Application of the collateral order doctrine is appropriate. The district court's order conclusively determines the responsibilities of the state court judge in the federal disclosure proceeding. Moreover, the question of how responsibility for reviewing grand jury materials should be allocated between state and federal courts is distinct from the merits of Neagle's motion for disclosure. Finally, if Judge Wright complies with the order, he would seem to be barred from obtaining review of the propriety of the order, since it is doubtful that he could appeal from the eventual adjudication on the merits of Neagle's petition. Unless Judge Wright fails to comply with the November 23 order and is held in contempt, he will have no opportunity to challenge the procedure set up by the district court. In view of the official status of the appellant, noncompliance and contempt should not be required. See United States v. Nixon, 418 U.S. 683, 691-92, 94 S. Ct. 3090, 3099-3100, 41 L. Ed. 2d 1039 (1974).
The issue of standing, which proved nettlesome the first time this case came before us, presents no impediment to adjudication of the current appeal. The district court directed its original order exclusively to the United States Attorney. For this reason, we held that the first order imposed on Judge Wright no obligation whatsoever, and that a refusal on his part to meet with the United States Attorney would not prompt federal court sanctions. Because there was no impact on Judge Wright, he lacked standing to challenge the order. By contrast, the revised order of September 23, 1980, is directed to Judge Wright as well as to the United States Attorney. Should the state judge decline to comply with the second order, he would risk incurring the sanctions of the district court. Thus there is, in the present posture of the case, an "actual or threatened injury as a result of the putatively illegal" action. Gladstone, Realtors v. Village of Bellwood, 441 U.S. 91, 99, 99 S. Ct. 1601, 1607, 60 L. Ed. 2d 66 (1979). The threat of harm is sufficiently imminent to confer on Judge Wright standing to pursue the instant appeal.*fn2

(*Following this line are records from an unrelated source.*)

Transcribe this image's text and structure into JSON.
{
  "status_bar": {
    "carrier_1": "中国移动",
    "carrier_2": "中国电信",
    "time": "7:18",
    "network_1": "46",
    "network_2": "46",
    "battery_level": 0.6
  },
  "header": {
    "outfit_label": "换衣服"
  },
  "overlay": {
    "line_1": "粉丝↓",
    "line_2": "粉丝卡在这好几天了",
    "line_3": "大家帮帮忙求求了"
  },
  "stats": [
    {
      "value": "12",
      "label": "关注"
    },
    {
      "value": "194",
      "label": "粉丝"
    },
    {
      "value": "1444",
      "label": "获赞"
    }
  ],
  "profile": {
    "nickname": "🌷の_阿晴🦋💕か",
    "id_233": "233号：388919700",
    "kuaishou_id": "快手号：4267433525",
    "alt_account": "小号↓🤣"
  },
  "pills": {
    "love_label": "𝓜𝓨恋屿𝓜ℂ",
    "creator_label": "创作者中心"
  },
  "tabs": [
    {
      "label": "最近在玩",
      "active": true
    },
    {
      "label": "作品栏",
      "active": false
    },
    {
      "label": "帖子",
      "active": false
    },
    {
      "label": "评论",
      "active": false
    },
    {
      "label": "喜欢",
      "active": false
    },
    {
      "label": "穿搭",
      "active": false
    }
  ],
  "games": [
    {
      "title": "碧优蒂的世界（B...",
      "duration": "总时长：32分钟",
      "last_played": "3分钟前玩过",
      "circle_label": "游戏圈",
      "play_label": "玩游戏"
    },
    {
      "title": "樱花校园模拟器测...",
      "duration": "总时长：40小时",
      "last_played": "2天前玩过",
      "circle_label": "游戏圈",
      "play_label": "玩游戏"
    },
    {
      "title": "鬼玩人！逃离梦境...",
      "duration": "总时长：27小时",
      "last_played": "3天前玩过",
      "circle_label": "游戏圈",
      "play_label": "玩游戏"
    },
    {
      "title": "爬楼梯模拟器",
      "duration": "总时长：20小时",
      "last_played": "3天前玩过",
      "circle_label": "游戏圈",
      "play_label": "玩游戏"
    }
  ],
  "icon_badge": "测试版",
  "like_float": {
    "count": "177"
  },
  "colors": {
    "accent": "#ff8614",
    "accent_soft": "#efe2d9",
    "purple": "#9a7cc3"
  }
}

Personal jurisdiction is the final threshold issue. Judge Wright maintains that the district court lacked in personam jurisdiction over him because Neagle never served him with process and he did not appear before the district court to participate in its proceedings. We conclude, however, that the record is adequate to establish in personam jurisdiction.
As a general matter, personal jurisdiction may be acquired by a litigant's appearance or participation in the lawsuit. Ex parte Republic of Peru, 318 U.S. 578, 587, 63 S. Ct. 793, 799, 87 L. Ed. 1014 (1943). Moreover, objections to personal jurisdiction are waived if not timely asserted by motion or in the answer. Pila v. G. R. Leasing & Rent Corp., 551 F.2d 941, 942-43 (1st Cir. 1977); United States v. Article of Drug, 362 F.2d 923, 926-27 (3d Cir. 1966). See also Zelson v. Thomforde, 412 F.2d 56, 59 (3d Cir. 1969) ("because personal jurisdiction may be conferred by consent of the parties, expressly or by failure to object ... a court may not sua sponte dismiss for want of personal jurisdiction, at least where a defendant has entered an appearance by filing a motion ... or otherwise"). In this case, Judge Wright filed a reply to Neagle's motion for compliance. In ...